What lines in the material hold the string "workspace"? Copy out each of them.

*** RECORDS PROVIDED Section Begins ***

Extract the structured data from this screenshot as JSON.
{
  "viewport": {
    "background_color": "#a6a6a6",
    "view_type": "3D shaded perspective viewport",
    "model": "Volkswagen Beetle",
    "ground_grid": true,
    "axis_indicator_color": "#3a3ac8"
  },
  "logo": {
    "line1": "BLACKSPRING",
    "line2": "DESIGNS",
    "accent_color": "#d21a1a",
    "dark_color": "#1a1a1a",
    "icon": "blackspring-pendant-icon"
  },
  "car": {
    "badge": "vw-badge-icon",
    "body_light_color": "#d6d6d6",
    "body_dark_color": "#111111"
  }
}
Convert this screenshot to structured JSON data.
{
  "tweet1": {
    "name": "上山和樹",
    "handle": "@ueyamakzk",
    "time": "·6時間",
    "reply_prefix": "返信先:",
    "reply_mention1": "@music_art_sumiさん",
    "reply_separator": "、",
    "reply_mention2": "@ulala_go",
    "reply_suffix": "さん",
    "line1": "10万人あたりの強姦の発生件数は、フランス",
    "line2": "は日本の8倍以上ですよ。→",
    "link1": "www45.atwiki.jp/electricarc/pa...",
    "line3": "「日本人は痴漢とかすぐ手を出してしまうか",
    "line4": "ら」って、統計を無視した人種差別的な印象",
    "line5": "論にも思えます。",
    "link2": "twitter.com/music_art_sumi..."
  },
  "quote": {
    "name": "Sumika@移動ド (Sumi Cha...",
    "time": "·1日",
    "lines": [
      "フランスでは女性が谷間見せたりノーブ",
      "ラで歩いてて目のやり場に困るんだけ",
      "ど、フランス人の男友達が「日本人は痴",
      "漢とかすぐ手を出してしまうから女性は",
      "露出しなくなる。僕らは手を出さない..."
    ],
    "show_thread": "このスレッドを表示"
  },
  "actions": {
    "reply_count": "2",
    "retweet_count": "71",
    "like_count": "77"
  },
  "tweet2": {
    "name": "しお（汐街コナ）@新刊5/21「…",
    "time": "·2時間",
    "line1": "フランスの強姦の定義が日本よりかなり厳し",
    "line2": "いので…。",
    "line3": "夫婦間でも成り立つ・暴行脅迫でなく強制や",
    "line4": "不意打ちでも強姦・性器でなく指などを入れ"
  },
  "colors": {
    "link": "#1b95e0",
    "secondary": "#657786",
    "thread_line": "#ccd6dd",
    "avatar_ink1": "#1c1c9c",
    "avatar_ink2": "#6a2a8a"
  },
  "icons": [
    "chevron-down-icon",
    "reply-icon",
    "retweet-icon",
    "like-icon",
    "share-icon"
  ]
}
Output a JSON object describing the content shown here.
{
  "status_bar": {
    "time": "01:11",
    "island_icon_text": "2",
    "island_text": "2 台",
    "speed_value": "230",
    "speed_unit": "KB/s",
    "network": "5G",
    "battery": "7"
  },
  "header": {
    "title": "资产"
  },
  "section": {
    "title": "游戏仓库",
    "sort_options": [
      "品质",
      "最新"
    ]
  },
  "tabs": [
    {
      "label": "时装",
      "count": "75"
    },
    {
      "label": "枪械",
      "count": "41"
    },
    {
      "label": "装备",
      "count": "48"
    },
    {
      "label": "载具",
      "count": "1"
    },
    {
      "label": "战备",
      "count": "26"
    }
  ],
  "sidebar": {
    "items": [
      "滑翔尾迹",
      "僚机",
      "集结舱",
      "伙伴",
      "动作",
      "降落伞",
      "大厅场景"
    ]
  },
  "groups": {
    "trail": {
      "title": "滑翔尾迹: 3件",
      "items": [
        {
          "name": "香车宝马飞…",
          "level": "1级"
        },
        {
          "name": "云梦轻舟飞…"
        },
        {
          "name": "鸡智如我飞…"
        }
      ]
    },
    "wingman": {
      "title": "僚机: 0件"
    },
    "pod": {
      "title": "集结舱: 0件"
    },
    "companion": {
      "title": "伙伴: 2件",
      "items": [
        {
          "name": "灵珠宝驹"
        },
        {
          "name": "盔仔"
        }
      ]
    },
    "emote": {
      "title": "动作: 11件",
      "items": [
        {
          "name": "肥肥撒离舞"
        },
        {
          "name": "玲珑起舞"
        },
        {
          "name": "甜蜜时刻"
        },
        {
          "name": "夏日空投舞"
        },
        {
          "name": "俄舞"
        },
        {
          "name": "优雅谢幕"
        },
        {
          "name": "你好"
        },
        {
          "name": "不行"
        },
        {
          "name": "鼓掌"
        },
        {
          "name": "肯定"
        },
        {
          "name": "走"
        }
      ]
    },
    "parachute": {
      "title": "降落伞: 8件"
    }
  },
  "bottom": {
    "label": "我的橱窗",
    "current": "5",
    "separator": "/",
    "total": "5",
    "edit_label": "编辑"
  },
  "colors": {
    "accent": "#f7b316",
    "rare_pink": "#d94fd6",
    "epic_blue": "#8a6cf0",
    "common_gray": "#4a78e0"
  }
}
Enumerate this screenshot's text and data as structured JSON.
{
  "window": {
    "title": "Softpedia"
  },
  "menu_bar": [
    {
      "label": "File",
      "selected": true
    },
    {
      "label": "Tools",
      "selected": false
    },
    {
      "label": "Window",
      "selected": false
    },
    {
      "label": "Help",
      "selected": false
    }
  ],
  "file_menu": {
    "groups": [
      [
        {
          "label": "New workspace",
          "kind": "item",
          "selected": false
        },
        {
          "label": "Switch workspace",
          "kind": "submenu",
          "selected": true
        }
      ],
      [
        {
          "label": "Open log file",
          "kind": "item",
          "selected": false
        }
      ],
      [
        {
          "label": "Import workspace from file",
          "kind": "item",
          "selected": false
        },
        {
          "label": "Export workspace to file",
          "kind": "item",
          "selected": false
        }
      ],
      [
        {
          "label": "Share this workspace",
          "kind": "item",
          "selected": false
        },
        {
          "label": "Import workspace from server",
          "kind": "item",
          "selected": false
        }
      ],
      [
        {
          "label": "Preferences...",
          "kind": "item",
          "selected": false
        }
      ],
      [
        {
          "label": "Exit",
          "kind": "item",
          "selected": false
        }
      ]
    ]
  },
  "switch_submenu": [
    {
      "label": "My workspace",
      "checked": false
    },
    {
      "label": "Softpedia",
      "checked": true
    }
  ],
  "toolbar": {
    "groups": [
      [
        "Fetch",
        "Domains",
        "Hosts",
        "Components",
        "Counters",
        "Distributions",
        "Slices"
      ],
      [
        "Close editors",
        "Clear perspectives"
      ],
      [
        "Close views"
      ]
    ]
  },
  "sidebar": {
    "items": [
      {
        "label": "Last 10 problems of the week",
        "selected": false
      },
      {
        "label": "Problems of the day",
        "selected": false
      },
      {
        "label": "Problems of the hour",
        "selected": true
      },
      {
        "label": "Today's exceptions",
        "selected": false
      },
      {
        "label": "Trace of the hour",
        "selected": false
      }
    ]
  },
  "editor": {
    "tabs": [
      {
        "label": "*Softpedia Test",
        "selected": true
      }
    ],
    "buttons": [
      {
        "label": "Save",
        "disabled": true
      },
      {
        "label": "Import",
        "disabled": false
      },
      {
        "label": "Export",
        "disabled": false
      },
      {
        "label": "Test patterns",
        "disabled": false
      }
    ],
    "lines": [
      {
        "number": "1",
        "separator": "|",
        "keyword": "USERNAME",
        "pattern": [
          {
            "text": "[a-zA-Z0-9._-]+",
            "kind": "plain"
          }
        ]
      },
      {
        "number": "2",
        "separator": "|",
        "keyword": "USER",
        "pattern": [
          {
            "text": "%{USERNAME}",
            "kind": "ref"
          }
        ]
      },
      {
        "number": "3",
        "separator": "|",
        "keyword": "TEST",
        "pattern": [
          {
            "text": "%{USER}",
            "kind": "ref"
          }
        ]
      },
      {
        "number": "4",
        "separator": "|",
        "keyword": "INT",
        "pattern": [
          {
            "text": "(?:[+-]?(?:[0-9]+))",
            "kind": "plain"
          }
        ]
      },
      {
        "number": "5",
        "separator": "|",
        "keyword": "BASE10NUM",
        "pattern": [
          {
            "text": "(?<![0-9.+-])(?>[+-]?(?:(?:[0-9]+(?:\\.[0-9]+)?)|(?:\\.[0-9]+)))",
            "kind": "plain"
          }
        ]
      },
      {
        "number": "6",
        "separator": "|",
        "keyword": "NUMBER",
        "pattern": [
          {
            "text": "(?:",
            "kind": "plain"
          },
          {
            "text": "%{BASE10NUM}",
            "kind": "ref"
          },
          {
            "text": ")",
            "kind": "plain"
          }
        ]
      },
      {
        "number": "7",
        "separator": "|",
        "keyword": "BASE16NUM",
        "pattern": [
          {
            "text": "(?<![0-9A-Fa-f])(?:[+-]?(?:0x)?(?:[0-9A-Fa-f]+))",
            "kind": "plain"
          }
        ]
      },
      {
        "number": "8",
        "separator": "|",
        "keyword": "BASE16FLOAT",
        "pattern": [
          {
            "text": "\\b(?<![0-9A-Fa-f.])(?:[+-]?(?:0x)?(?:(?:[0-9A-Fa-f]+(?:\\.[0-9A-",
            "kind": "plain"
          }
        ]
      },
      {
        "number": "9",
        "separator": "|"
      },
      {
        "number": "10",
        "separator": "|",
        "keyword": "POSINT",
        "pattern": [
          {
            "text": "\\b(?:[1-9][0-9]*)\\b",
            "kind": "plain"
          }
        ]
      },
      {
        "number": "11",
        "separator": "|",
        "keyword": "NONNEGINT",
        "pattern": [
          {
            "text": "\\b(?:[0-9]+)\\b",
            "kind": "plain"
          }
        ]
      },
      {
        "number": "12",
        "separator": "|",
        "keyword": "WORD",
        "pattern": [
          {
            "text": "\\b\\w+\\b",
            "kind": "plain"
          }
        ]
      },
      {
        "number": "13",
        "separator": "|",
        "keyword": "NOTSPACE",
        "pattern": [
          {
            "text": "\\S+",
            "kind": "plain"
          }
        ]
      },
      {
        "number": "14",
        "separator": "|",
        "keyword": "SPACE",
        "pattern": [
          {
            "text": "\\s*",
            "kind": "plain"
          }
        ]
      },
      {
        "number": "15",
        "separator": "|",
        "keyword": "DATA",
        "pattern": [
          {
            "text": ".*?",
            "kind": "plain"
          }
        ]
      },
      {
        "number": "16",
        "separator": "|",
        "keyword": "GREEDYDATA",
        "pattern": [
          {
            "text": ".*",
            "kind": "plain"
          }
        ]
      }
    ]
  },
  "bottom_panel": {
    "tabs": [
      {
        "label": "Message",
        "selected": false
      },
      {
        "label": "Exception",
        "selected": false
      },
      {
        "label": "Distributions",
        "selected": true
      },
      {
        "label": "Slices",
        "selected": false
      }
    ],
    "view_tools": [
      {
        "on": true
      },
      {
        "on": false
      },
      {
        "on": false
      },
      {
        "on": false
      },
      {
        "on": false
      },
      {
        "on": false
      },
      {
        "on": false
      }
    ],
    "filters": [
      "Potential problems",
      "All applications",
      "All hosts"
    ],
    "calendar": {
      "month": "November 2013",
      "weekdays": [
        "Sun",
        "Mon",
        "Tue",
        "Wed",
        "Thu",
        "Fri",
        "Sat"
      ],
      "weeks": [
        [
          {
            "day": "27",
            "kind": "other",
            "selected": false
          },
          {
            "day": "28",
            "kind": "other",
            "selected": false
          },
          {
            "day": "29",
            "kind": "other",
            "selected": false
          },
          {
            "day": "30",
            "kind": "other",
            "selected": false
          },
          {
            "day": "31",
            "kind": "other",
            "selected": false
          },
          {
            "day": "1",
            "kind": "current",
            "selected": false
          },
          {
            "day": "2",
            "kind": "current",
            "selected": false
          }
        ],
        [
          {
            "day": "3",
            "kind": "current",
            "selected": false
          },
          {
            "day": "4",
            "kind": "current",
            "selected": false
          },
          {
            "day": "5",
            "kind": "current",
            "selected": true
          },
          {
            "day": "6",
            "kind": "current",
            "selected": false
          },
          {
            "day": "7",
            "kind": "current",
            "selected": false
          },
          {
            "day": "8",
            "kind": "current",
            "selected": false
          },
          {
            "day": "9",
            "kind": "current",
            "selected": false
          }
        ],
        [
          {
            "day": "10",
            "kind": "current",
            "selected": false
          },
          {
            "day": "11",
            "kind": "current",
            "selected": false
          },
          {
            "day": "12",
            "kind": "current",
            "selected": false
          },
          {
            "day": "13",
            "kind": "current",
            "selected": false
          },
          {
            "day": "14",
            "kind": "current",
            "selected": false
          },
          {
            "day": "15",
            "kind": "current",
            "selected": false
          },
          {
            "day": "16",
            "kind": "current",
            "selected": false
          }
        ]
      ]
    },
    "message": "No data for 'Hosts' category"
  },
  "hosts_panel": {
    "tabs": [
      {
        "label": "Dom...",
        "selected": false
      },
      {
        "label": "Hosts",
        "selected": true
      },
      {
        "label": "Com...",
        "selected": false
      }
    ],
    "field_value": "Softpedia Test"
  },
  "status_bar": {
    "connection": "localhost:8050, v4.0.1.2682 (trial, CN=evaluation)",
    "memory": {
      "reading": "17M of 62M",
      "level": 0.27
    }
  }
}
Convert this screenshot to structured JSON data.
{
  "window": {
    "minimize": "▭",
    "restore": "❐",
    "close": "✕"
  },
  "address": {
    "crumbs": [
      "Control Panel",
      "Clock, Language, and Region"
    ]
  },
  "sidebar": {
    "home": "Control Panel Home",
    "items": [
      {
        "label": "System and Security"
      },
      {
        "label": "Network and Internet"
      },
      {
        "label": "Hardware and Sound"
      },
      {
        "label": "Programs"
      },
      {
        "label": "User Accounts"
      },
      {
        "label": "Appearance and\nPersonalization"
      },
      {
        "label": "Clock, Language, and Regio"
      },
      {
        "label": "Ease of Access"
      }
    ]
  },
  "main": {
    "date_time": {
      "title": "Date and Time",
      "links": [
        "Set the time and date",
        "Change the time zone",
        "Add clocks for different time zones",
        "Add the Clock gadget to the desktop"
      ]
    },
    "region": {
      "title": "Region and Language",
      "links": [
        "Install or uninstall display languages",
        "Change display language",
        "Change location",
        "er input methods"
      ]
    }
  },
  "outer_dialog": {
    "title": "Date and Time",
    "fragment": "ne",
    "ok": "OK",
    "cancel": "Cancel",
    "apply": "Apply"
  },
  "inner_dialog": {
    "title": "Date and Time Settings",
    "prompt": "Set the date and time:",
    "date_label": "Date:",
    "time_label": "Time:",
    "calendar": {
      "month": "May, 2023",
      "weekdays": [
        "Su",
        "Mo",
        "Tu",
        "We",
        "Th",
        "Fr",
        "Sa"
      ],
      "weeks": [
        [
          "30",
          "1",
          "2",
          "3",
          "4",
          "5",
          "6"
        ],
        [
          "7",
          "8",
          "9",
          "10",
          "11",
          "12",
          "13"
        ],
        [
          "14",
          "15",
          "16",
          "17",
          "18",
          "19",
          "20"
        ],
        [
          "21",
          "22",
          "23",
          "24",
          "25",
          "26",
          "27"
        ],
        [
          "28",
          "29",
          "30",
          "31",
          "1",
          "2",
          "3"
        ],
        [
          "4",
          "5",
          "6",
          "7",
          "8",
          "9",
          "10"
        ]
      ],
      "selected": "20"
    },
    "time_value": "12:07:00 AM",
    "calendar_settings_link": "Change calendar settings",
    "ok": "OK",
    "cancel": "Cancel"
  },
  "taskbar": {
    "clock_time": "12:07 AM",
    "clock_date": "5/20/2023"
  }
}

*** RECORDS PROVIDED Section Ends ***

_REPLY TO THE EXERCISE:_
          "label": "New workspace",
          "label": "Switch workspace",
          "label": "Import workspace from file",
          "label": "Export workspace to file",
          "label": "Share this workspace",
          "label": "Import workspace from server",
      "label": "My workspace",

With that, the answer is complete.